### Problem requirements
Reproduce the records that follow exactly as they are written.

Page and application data records
▬▬▬

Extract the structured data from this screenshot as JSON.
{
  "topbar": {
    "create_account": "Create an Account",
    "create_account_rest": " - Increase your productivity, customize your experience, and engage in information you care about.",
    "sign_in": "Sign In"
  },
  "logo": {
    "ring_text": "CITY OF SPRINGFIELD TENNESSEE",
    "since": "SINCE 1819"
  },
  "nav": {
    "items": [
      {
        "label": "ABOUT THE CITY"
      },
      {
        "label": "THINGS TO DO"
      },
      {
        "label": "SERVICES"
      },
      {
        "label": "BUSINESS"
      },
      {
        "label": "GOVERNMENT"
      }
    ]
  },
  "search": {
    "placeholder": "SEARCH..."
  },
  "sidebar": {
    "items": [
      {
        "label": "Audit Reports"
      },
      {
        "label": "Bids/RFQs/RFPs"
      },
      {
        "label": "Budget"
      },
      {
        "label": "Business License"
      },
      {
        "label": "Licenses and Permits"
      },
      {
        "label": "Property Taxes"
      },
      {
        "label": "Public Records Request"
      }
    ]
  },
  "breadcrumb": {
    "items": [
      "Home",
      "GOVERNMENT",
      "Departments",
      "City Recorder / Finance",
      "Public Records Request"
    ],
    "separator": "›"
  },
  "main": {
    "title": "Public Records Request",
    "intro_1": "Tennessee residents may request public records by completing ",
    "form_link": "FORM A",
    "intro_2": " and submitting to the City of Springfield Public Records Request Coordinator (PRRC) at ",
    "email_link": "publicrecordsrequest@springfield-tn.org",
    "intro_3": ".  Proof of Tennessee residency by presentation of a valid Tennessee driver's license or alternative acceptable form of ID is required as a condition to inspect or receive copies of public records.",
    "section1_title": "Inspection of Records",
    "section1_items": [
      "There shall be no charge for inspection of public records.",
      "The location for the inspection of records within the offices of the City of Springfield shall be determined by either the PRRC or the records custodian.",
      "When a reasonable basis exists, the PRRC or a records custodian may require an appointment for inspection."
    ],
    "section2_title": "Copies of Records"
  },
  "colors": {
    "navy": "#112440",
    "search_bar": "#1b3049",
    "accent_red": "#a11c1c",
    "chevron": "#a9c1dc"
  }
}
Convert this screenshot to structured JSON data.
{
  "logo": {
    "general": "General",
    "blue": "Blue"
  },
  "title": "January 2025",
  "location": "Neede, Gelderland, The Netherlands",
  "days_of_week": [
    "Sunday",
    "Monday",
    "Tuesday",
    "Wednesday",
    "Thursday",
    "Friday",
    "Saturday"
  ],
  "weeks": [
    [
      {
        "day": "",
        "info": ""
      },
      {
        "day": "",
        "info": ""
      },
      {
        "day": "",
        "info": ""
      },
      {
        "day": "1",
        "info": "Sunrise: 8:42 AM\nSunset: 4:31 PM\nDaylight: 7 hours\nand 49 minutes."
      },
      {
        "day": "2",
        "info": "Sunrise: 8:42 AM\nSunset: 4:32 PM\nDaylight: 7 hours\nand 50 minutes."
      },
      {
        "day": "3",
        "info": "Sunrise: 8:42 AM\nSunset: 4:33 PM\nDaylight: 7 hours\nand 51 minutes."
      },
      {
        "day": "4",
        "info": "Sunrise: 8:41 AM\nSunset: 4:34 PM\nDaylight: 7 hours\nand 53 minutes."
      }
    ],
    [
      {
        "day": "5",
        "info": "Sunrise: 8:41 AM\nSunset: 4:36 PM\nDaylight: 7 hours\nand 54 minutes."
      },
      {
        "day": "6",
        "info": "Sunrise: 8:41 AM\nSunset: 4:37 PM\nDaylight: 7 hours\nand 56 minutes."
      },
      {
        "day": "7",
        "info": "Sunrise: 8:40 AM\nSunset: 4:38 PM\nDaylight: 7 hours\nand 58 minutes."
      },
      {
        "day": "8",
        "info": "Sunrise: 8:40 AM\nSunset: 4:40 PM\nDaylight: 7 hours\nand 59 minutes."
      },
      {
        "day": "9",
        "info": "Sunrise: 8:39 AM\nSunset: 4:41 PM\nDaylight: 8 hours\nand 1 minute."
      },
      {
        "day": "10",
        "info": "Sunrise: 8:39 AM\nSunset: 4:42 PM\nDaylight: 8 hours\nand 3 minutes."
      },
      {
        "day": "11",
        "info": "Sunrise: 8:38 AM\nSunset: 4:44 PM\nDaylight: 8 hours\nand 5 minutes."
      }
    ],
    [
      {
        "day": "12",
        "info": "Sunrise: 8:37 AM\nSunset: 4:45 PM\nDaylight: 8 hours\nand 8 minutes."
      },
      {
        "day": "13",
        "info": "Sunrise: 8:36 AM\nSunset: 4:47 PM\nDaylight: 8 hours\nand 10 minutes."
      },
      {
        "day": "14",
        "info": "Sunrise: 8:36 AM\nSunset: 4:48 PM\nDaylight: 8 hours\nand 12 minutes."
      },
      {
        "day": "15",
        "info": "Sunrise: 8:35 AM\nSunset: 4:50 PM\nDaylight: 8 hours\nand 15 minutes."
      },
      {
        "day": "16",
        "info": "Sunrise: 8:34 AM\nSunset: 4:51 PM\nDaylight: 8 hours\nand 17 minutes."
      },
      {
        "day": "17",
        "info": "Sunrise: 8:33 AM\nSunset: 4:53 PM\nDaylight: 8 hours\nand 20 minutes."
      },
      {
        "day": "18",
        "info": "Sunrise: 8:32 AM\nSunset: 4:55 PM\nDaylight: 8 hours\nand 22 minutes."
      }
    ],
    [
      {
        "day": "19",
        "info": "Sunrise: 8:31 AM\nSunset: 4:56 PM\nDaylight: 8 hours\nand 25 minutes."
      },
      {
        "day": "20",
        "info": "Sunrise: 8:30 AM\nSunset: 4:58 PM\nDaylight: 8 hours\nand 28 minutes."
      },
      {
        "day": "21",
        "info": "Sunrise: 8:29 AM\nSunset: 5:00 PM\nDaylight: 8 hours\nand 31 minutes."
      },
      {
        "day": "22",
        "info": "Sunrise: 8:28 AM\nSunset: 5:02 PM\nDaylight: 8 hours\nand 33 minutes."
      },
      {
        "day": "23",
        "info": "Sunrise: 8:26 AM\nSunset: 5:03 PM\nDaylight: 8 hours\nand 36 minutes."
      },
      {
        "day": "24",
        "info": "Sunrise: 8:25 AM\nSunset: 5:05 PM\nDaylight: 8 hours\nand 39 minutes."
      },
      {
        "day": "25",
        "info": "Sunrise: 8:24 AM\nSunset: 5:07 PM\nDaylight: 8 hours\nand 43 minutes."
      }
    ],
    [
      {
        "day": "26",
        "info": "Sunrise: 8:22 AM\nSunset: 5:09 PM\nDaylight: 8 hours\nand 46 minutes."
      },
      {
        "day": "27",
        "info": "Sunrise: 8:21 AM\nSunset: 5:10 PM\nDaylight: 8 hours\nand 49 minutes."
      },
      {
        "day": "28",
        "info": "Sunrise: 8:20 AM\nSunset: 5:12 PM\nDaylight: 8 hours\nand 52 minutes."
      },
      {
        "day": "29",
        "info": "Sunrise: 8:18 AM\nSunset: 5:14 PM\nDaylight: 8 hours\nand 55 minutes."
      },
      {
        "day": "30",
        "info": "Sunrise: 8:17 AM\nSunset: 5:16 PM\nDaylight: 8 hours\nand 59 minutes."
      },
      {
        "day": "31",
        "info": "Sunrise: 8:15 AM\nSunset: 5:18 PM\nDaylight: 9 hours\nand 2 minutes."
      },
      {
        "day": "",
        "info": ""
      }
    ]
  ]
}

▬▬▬

### Task result
Extract the structured data from this screenshot as JSON.
{
  "topbar": {
    "create_account": "Create an Account",
    "create_account_rest": " - Increase your productivity, customize your experience, and engage in information you care about.",
    "sign_in": "Sign In"
  },
  "logo": {
    "ring_text": "CITY OF SPRINGFIELD TENNESSEE",
    "since": "SINCE 1819"
  },
  "nav": {
    "items": [
      {
        "label": "ABOUT THE CITY"
      },
      {
        "label": "THINGS TO DO"
      },
      {
        "label": "SERVICES"
      },
      {
        "label": "BUSINESS"
      },
      {
        "label": "GOVERNMENT"
      }
    ]
  },
  "search": {
    "placeholder": "SEARCH..."
  },
  "sidebar": {
    "items": [
      {
        "label": "Audit Reports"
      },
      {
        "label": "Bids/RFQs/RFPs"
      },
      {
        "label": "Budget"
      },
      {
        "label": "Business License"
      },
      {
        "label": "Licenses and Permits"
      },
      {
        "label": "Property Taxes"
      },
      {
        "label": "Public Records Request"
      }
    ]
  },
  "breadcrumb": {
    "items": [
      "Home",
      "GOVERNMENT",
      "Departments",
      "City Recorder / Finance",
      "Public Records Request"
    ],
    "separator": "›"
  },
  "main": {
    "title": "Public Records Request",
    "intro_1": "Tennessee residents may request public records by completing ",
    "form_link": "FORM A",
    "intro_2": " and submitting to the City of Springfield Public Records Request Coordinator (PRRC) at ",
    "email_link": "publicrecordsrequest@springfield-tn.org",
    "intro_3": ".  Proof of Tennessee residency by presentation of a valid Tennessee driver's license or alternative acceptable form of ID is required as a condition to inspect or receive copies of public records.",
    "section1_title": "Inspection of Records",
    "section1_items": [
      "There shall be no charge for inspection of public records.",
      "The location for the inspection of records within the offices of the City of Springfield shall be determined by either the PRRC or the records custodian.",
      "When a reasonable basis exists, the PRRC or a records custodian may require an appointment for inspection."
    ],
    "section2_title": "Copies of Records"
  },
  "colors": {
    "navy": "#112440",
    "search_bar": "#1b3049",
    "accent_red": "#a11c1c",
    "chevron": "#a9c1dc"
  }
}
Convert this screenshot to structured JSON data.
{
  "logo": {
    "general": "General",
    "blue": "Blue"
  },
  "title": "January 2025",
  "location": "Neede, Gelderland, The Netherlands",
  "days_of_week": [
    "Sunday",
    "Monday",
    "Tuesday",
    "Wednesday",
    "Thursday",
    "Friday",
    "Saturday"
  ],
  "weeks": [
    [
      {
        "day": "",
        "info": ""
      },
      {
        "day": "",
        "info": ""
      },
      {
        "day": "",
        "info": ""
      },
      {
        "day": "1",
        "info": "Sunrise: 8:42 AM\nSunset: 4:31 PM\nDaylight: 7 hours\nand 49 minutes."
      },
      {
        "day": "2",
        "info": "Sunrise: 8:42 AM\nSunset: 4:32 PM\nDaylight: 7 hours\nand 50 minutes."
      },
      {
        "day": "3",
        "info": "Sunrise: 8:42 AM\nSunset: 4:33 PM\nDaylight: 7 hours\nand 51 minutes."
      },
      {
        "day": "4",
        "info": "Sunrise: 8:41 AM\nSunset: 4:34 PM\nDaylight: 7 hours\nand 53 minutes."
      }
    ],
    [
      {
        "day": "5",
        "info": "Sunrise: 8:41 AM\nSunset: 4:36 PM\nDaylight: 7 hours\nand 54 minutes."
      },
      {
        "day": "6",
        "info": "Sunrise: 8:41 AM\nSunset: 4:37 PM\nDaylight: 7 hours\nand 56 minutes."
      },
      {
        "day": "7",
        "info": "Sunrise: 8:40 AM\nSunset: 4:38 PM\nDaylight: 7 hours\nand 58 minutes."
      },
      {
        "day": "8",
        "info": "Sunrise: 8:40 AM\nSunset: 4:40 PM\nDaylight: 7 hours\nand 59 minutes."
      },
      {
        "day": "9",
        "info": "Sunrise: 8:39 AM\nSunset: 4:41 PM\nDaylight: 8 hours\nand 1 minute."
      },
      {
        "day": "10",
        "info": "Sunrise: 8:39 AM\nSunset: 4:42 PM\nDaylight: 8 hours\nand 3 minutes."
      },
      {
        "day": "11",
        "info": "Sunrise: 8:38 AM\nSunset: 4:44 PM\nDaylight: 8 hours\nand 5 minutes."
      }
    ],
    [
      {
        "day": "12",
        "info": "Sunrise: 8:37 AM\nSunset: 4:45 PM\nDaylight: 8 hours\nand 8 minutes."
      },
      {
        "day": "13",
        "info": "Sunrise: 8:36 AM\nSunset: 4:47 PM\nDaylight: 8 hours\nand 10 minutes."
      },
      {
        "day": "14",
        "info": "Sunrise: 8:36 AM\nSunset: 4:48 PM\nDaylight: 8 hours\nand 12 minutes."
      },
      {
        "day": "15",
        "info": "Sunrise: 8:35 AM\nSunset: 4:50 PM\nDaylight: 8 hours\nand 15 minutes."
      },
      {
        "day": "16",
        "info": "Sunrise: 8:34 AM\nSunset: 4:51 PM\nDaylight: 8 hours\nand 17 minutes."
      },
      {
        "day": "17",
        "info": "Sunrise: 8:33 AM\nSunset: 4:53 PM\nDaylight: 8 hours\nand 20 minutes."
      },
      {
        "day": "18",
        "info": "Sunrise: 8:32 AM\nSunset: 4:55 PM\nDaylight: 8 hours\nand 22 minutes."
      }
    ],
    [
      {
        "day": "19",
        "info": "Sunrise: 8:31 AM\nSunset: 4:56 PM\nDaylight: 8 hours\nand 25 minutes."
      },
      {
        "day": "20",
        "info": "Sunrise: 8:30 AM\nSunset: 4:58 PM\nDaylight: 8 hours\nand 28 minutes."
      },
      {
        "day": "21",
        "info": "Sunrise: 8:29 AM\nSunset: 5:00 PM\nDaylight: 8 hours\nand 31 minutes."
      },
      {
        "day": "22",
        "info": "Sunrise: 8:28 AM\nSunset: 5:02 PM\nDaylight: 8 hours\nand 33 minutes."
      },
      {
        "day": "23",
        "info": "Sunrise: 8:26 AM\nSunset: 5:03 PM\nDaylight: 8 hours\nand 36 minutes."
      },
      {
        "day": "24",
        "info": "Sunrise: 8:25 AM\nSunset: 5:05 PM\nDaylight: 8 hours\nand 39 minutes."
      },
      {
        "day": "25",
        "info": "Sunrise: 8:24 AM\nSunset: 5:07 PM\nDaylight: 8 hours\nand 43 minutes."
      }
    ],
    [
      {
        "day": "26",
        "info": "Sunrise: 8:22 AM\nSunset: 5:09 PM\nDaylight: 8 hours\nand 46 minutes."
      },
      {
        "day": "27",
        "info": "Sunrise: 8:21 AM\nSunset: 5:10 PM\nDaylight: 8 hours\nand 49 minutes."
      },
      {
        "day": "28",
        "info": "Sunrise: 8:20 AM\nSunset: 5:12 PM\nDaylight: 8 hours\nand 52 minutes."
      },
      {
        "day": "29",
        "info": "Sunrise: 8:18 AM\nSunset: 5:14 PM\nDaylight: 8 hours\nand 55 minutes."
      },
      {
        "day": "30",
        "info": "Sunrise: 8:17 AM\nSunset: 5:16 PM\nDaylight: 8 hours\nand 59 minutes."
      },
      {
        "day": "31",
        "info": "Sunrise: 8:15 AM\nSunset: 5:18 PM\nDaylight: 9 hours\nand 2 minutes."
      },
      {
        "day": "",
        "info": ""
      }
    ]
  ]
}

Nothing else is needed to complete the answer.